[WHAT YOU NEED TO DO]:
Copy each line of the records that contains the word "Grads".

[DATA FOR PROCESSING]:
++++++++++++++++++++

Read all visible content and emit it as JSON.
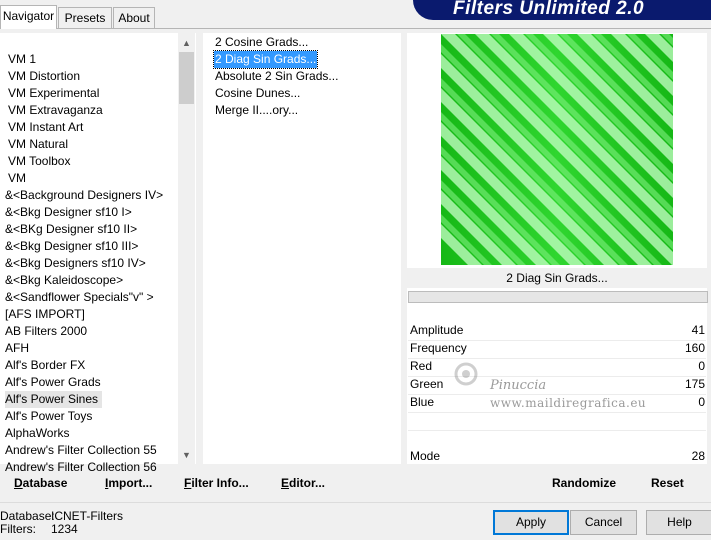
{
  "tabs": [
    "Navigator",
    "Presets",
    "About"
  ],
  "banner_title": "Filters Unlimited 2.0",
  "categories": [
    "VM 1",
    "VM Distortion",
    "VM Experimental",
    "VM Extravaganza",
    "VM Instant Art",
    "VM Natural",
    "VM Toolbox",
    "VM",
    "&<Background Designers IV>",
    "&<Bkg Designer sf10 I>",
    "&<BKg Designer sf10 II>",
    "&<Bkg Designer sf10 III>",
    "&<Bkg Designers sf10 IV>",
    "&<Bkg Kaleidoscope>",
    "&<Sandflower Specials\"v\" >",
    "[AFS IMPORT]",
    "AB Filters 2000",
    "AFH",
    "Alf's Border FX",
    "Alf's Power Grads",
    "Alf's Power Sines",
    "Alf's Power Toys",
    "AlphaWorks",
    "Andrew's Filter Collection 55",
    "Andrew's Filter Collection 56"
  ],
  "selected_category": "Alf's Power Sines",
  "filters": [
    "2 Cosine Grads...",
    "2 Diag Sin Grads...",
    "Absolute 2 Sin Grads...",
    "Cosine Dunes...",
    "Merge II....ory..."
  ],
  "selected_filter": "2 Diag Sin Grads...",
  "filter_name": "2 Diag Sin Grads...",
  "params": [
    {
      "label": "Amplitude",
      "value": "41"
    },
    {
      "label": "Frequency",
      "value": "160"
    },
    {
      "label": "Red",
      "value": "0"
    },
    {
      "label": "Green",
      "value": "175"
    },
    {
      "label": "Blue",
      "value": "0"
    },
    {
      "label": "Mode",
      "value": "28"
    }
  ],
  "toolbar": {
    "database_first": "D",
    "database_rest": "atabase",
    "import_first": "I",
    "import_rest": "mport...",
    "filterinfo_first": "F",
    "filterinfo_rest": "ilter Info...",
    "editor_first": "E",
    "editor_rest": "ditor...",
    "randomize": "Randomize",
    "reset": "Reset"
  },
  "status": {
    "database_label": "Database:",
    "database_value": "ICNET-Filters",
    "filters_label": "Filters:",
    "filters_value": "1234"
  },
  "buttons": {
    "apply": "Apply",
    "cancel": "Cancel",
    "help": "Help"
  },
  "watermark": {
    "name": "Pinuccia",
    "site": "www.maildiregrafica.eu"
  },
  "colors": {
    "preview_green": "#1ec81e",
    "selection_blue": "#3399ff",
    "banner_navy": "#0a1a6e"
  }
}
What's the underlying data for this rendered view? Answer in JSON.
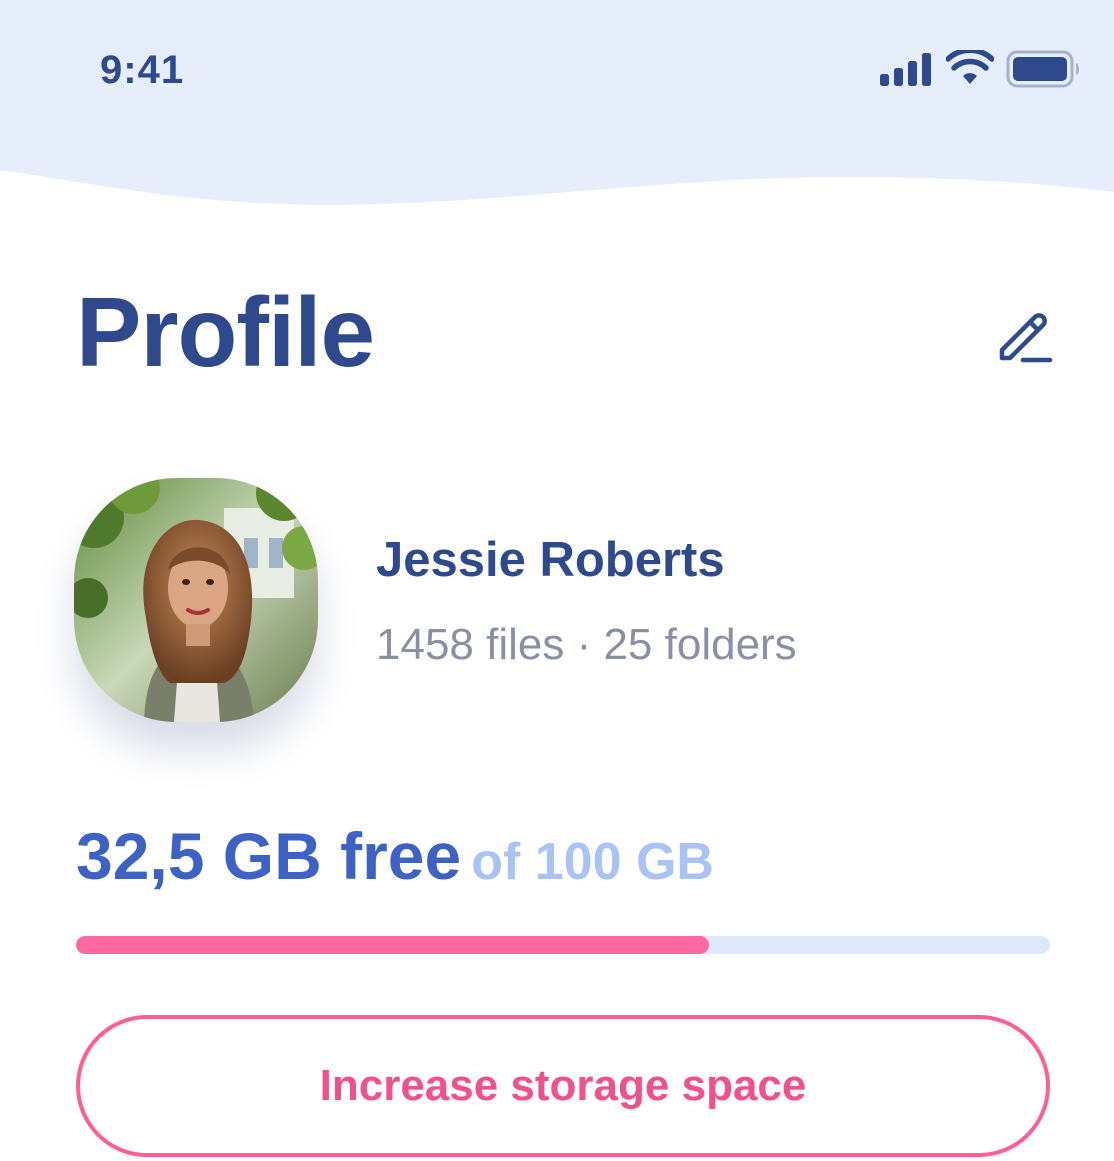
{
  "status_bar": {
    "time": "9:41",
    "icons": [
      "signal-icon",
      "wifi-icon",
      "battery-icon"
    ]
  },
  "header": {
    "title": "Profile",
    "edit_icon": "pencil-icon"
  },
  "profile": {
    "name": "Jessie Roberts",
    "meta": "1458 files · 25 folders"
  },
  "storage": {
    "free_label": "32,5 GB free",
    "total_label": "of 100 GB",
    "used_fraction": 0.65
  },
  "actions": {
    "increase_label": "Increase storage space"
  },
  "colors": {
    "primary": "#2f4a8c",
    "accent_blue": "#3d62c4",
    "light_blue": "#a9c3f5",
    "header_bg": "#e6eefc",
    "pink": "#ff5f96",
    "muted_text": "#8a90a3"
  }
}
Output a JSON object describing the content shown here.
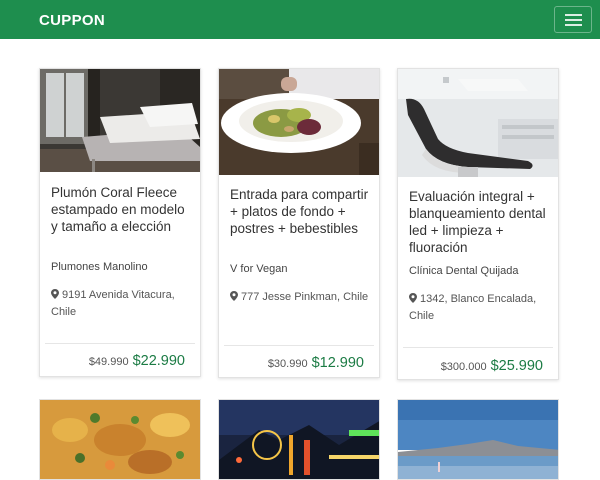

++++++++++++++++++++

[ANSWER FOR THIS EXERCISE]:
    "Alf's Power Grads",
    "2 Cosine Grads...",
    "2 Diag Sin Grads...",
    "Absolute 2 Sin Grads...",
  "selected_filter": "2 Diag Sin Grads...",
  "filter_name": "2 Diag Sin Grads...",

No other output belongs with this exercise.